## Data excerpts
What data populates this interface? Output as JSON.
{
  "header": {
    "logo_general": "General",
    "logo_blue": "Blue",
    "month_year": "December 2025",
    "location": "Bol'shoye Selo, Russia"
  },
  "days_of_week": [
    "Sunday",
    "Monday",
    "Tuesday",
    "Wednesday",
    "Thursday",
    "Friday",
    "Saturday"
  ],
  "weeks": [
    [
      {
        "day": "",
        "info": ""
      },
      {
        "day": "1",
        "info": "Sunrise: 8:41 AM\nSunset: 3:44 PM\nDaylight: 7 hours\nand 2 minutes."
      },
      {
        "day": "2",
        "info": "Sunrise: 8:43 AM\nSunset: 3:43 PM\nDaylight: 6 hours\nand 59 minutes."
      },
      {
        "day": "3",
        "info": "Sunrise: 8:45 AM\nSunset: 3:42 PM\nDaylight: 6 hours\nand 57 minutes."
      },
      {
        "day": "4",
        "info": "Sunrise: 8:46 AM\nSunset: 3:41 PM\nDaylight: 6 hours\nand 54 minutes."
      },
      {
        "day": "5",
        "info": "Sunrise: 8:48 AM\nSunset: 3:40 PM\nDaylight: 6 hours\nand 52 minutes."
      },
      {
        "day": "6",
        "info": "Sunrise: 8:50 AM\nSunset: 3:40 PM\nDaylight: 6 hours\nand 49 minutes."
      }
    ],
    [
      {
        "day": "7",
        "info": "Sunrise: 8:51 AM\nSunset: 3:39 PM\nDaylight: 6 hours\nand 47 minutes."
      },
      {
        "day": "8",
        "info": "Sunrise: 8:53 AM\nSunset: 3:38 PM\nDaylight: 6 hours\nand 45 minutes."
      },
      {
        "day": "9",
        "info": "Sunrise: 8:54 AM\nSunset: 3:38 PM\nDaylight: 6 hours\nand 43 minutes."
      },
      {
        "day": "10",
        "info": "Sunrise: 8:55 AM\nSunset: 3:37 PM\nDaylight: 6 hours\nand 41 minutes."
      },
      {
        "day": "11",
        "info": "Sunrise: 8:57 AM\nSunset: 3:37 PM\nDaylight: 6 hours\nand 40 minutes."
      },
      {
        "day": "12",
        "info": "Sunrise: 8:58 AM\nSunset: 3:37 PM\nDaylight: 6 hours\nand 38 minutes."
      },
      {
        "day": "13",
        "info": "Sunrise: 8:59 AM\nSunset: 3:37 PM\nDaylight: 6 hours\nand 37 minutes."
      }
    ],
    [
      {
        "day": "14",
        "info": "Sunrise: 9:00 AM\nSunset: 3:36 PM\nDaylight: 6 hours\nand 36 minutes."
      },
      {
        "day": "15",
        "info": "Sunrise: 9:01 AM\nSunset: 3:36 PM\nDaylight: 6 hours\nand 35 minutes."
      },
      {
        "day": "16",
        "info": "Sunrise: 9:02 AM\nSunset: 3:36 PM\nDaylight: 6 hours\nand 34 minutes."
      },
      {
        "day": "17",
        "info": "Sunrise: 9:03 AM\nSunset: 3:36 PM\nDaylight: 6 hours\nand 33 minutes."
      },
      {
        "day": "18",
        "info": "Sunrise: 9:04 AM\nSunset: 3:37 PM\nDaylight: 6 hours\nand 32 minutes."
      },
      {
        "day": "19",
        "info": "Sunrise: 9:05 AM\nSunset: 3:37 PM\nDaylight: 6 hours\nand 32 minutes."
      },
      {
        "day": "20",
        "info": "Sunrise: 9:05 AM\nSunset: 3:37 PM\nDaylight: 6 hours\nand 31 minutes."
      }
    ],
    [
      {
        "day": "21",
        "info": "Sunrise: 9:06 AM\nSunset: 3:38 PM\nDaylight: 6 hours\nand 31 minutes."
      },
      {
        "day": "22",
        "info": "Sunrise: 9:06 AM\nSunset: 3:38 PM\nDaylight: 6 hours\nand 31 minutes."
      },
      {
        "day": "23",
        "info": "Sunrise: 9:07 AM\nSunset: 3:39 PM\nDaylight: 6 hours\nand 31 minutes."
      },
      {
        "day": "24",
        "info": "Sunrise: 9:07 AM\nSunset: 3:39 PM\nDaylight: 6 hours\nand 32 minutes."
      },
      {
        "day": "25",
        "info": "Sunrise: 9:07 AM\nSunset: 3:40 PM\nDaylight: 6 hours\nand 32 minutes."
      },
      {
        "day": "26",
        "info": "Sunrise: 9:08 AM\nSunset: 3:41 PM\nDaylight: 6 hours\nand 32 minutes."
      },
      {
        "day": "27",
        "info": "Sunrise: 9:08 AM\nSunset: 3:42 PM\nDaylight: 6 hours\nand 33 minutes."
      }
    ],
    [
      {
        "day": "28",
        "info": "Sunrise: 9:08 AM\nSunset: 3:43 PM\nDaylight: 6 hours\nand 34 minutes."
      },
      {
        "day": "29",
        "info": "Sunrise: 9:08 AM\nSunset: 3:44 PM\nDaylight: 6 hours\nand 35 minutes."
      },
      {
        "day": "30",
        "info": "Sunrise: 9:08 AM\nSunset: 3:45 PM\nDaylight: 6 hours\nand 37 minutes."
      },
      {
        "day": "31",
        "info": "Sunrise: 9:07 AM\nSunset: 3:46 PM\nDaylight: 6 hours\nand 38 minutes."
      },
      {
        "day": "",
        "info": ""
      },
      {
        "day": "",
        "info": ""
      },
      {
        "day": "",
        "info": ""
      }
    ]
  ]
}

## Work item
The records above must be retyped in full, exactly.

## Expected answer
What data populates this interface? Output as JSON.
{
  "header": {
    "logo_general": "General",
    "logo_blue": "Blue",
    "month_year": "December 2025",
    "location": "Bol'shoye Selo, Russia"
  },
  "days_of_week": [
    "Sunday",
    "Monday",
    "Tuesday",
    "Wednesday",
    "Thursday",
    "Friday",
    "Saturday"
  ],
  "weeks": [
    [
      {
        "day": "",
        "info": ""
      },
      {
        "day": "1",
        "info": "Sunrise: 8:41 AM\nSunset: 3:44 PM\nDaylight: 7 hours\nand 2 minutes."
      },
      {
        "day": "2",
        "info": "Sunrise: 8:43 AM\nSunset: 3:43 PM\nDaylight: 6 hours\nand 59 minutes."
      },
      {
        "day": "3",
        "info": "Sunrise: 8:45 AM\nSunset: 3:42 PM\nDaylight: 6 hours\nand 57 minutes."
      },
      {
        "day": "4",
        "info": "Sunrise: 8:46 AM\nSunset: 3:41 PM\nDaylight: 6 hours\nand 54 minutes."
      },
      {
        "day": "5",
        "info": "Sunrise: 8:48 AM\nSunset: 3:40 PM\nDaylight: 6 hours\nand 52 minutes."
      },
      {
        "day": "6",
        "info": "Sunrise: 8:50 AM\nSunset: 3:40 PM\nDaylight: 6 hours\nand 49 minutes."
      }
    ],
    [
      {
        "day": "7",
        "info": "Sunrise: 8:51 AM\nSunset: 3:39 PM\nDaylight: 6 hours\nand 47 minutes."
      },
      {
        "day": "8",
        "info": "Sunrise: 8:53 AM\nSunset: 3:38 PM\nDaylight: 6 hours\nand 45 minutes."
      },
      {
        "day": "9",
        "info": "Sunrise: 8:54 AM\nSunset: 3:38 PM\nDaylight: 6 hours\nand 43 minutes."
      },
      {
        "day": "10",
        "info": "Sunrise: 8:55 AM\nSunset: 3:37 PM\nDaylight: 6 hours\nand 41 minutes."
      },
      {
        "day": "11",
        "info": "Sunrise: 8:57 AM\nSunset: 3:37 PM\nDaylight: 6 hours\nand 40 minutes."
      },
      {
        "day": "12",
        "info": "Sunrise: 8:58 AM\nSunset: 3:37 PM\nDaylight: 6 hours\nand 38 minutes."
      },
      {
        "day": "13",
        "info": "Sunrise: 8:59 AM\nSunset: 3:37 PM\nDaylight: 6 hours\nand 37 minutes."
      }
    ],
    [
      {
        "day": "14",
        "info": "Sunrise: 9:00 AM\nSunset: 3:36 PM\nDaylight: 6 hours\nand 36 minutes."
      },
      {
        "day": "15",
        "info": "Sunrise: 9:01 AM\nSunset: 3:36 PM\nDaylight: 6 hours\nand 35 minutes."
      },
      {
        "day": "16",
        "info": "Sunrise: 9:02 AM\nSunset: 3:36 PM\nDaylight: 6 hours\nand 34 minutes."
      },
      {
        "day": "17",
        "info": "Sunrise: 9:03 AM\nSunset: 3:36 PM\nDaylight: 6 hours\nand 33 minutes."
      },
      {
        "day": "18",
        "info": "Sunrise: 9:04 AM\nSunset: 3:37 PM\nDaylight: 6 hours\nand 32 minutes."
      },
      {
        "day": "19",
        "info": "Sunrise: 9:05 AM\nSunset: 3:37 PM\nDaylight: 6 hours\nand 32 minutes."
      },
      {
        "day": "20",
        "info": "Sunrise: 9:05 AM\nSunset: 3:37 PM\nDaylight: 6 hours\nand 31 minutes."
      }
    ],
    [
      {
        "day": "21",
        "info": "Sunrise: 9:06 AM\nSunset: 3:38 PM\nDaylight: 6 hours\nand 31 minutes."
      },
      {
        "day": "22",
        "info": "Sunrise: 9:06 AM\nSunset: 3:38 PM\nDaylight: 6 hours\nand 31 minutes."
      },
      {
        "day": "23",
        "info": "Sunrise: 9:07 AM\nSunset: 3:39 PM\nDaylight: 6 hours\nand 31 minutes."
      },
      {
        "day": "24",
        "info": "Sunrise: 9:07 AM\nSunset: 3:39 PM\nDaylight: 6 hours\nand 32 minutes."
      },
      {
        "day": "25",
        "info": "Sunrise: 9:07 AM\nSunset: 3:40 PM\nDaylight: 6 hours\nand 32 minutes."
      },
      {
        "day": "26",
        "info": "Sunrise: 9:08 AM\nSunset: 3:41 PM\nDaylight: 6 hours\nand 32 minutes."
      },
      {
        "day": "27",
        "info": "Sunrise: 9:08 AM\nSunset: 3:42 PM\nDaylight: 6 hours\nand 33 minutes."
      }
    ],
    [
      {
        "day": "28",
        "info": "Sunrise: 9:08 AM\nSunset: 3:43 PM\nDaylight: 6 hours\nand 34 minutes."
      },
      {
        "day": "29",
        "info": "Sunrise: 9:08 AM\nSunset: 3:44 PM\nDaylight: 6 hours\nand 35 minutes."
      },
      {
        "day": "30",
        "info": "Sunrise: 9:08 AM\nSunset: 3:45 PM\nDaylight: 6 hours\nand 37 minutes."
      },
      {
        "day": "31",
        "info": "Sunrise: 9:07 AM\nSunset: 3:46 PM\nDaylight: 6 hours\nand 38 minutes."
      },
      {
        "day": "",
        "info": ""
      },
      {
        "day": "",
        "info": ""
      },
      {
        "day": "",
        "info": ""
      }
    ]
  ]
}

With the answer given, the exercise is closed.